Originally built late 1800s as Humphrey’s Bending Works, the elevator started as an iron foundry supplying barrel stays for the barrel cooper.  It was sold to F. A. Denman who converted it to a flour mill around 1900. Grain and flour was transported via the railroad to lake ports and trading posts as well as serving the nearby communities.

The rear of the property housed the railroad coal supply, where the train would stop, load coal and fire up the locomotive. The building caught fire around 1910 and was reconstructed in part using material from the Bright House, a hotel, ballroom built around 1848. The Bright House was torn down but the massive oak beams you see today were saved and reused on the elevator building.

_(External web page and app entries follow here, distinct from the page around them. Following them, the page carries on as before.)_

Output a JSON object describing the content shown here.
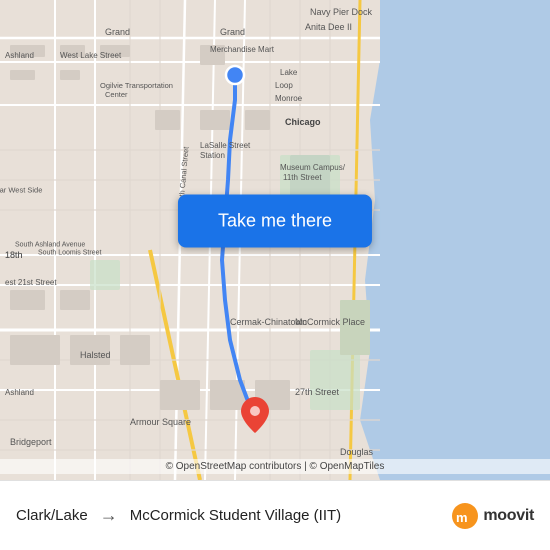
{
  "map": {
    "attribution": "© OpenStreetMap contributors | © OpenMapTiles",
    "button_label": "Take me there",
    "button_bg": "#1a73e8"
  },
  "bottom_bar": {
    "origin": "Clark/Lake",
    "arrow": "→",
    "destination": "McCormick Student Village (IIT)",
    "logo_text": "moovit"
  },
  "icons": {
    "origin_dot": "blue-circle-icon",
    "destination_pin": "red-pin-icon",
    "arrow": "arrow-right-icon"
  }
}
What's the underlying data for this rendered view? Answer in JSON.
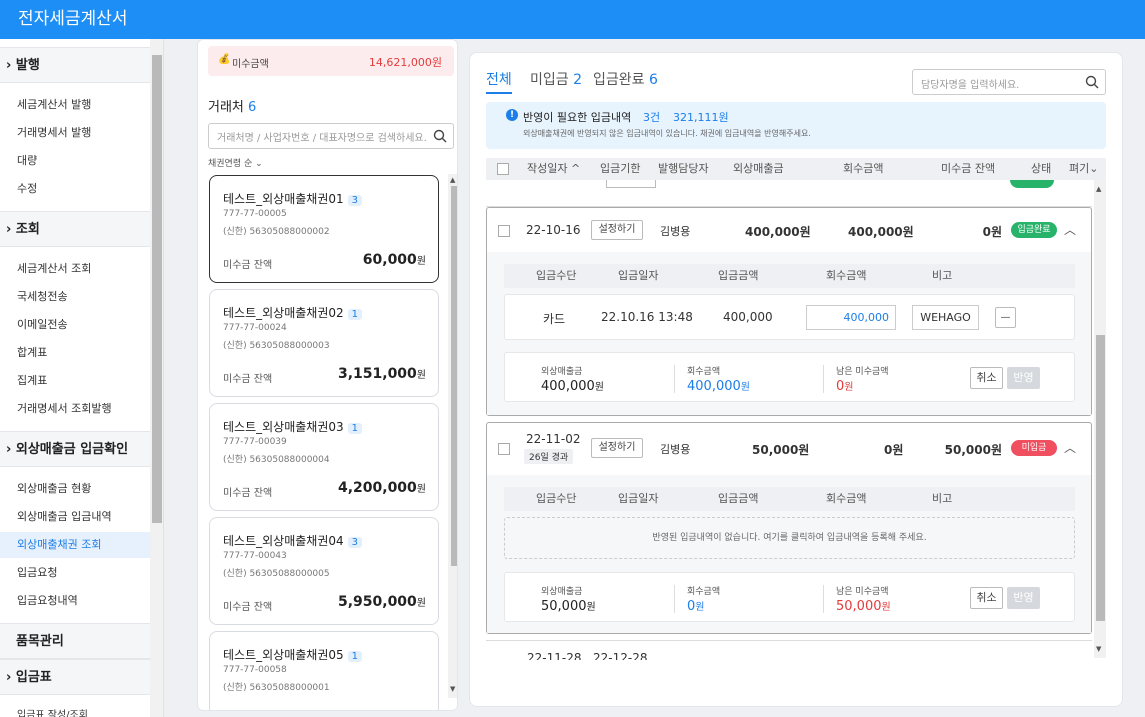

It served as a grain elevator for most of the 1900s, until the late 1960s when the railroad no longer existed. Passing through a couple more owners, it is now owned and operated by Jeff and Darlene Krieger.  Housing eclectic history pieces in the event room, the rustic charm of “times gone by” comes to mind as patrons walk through the door. A craft beer and wine bar graces the west end of the building that was formerly a “lean to” and the weight/scales is now enjoyed as a covered patio area.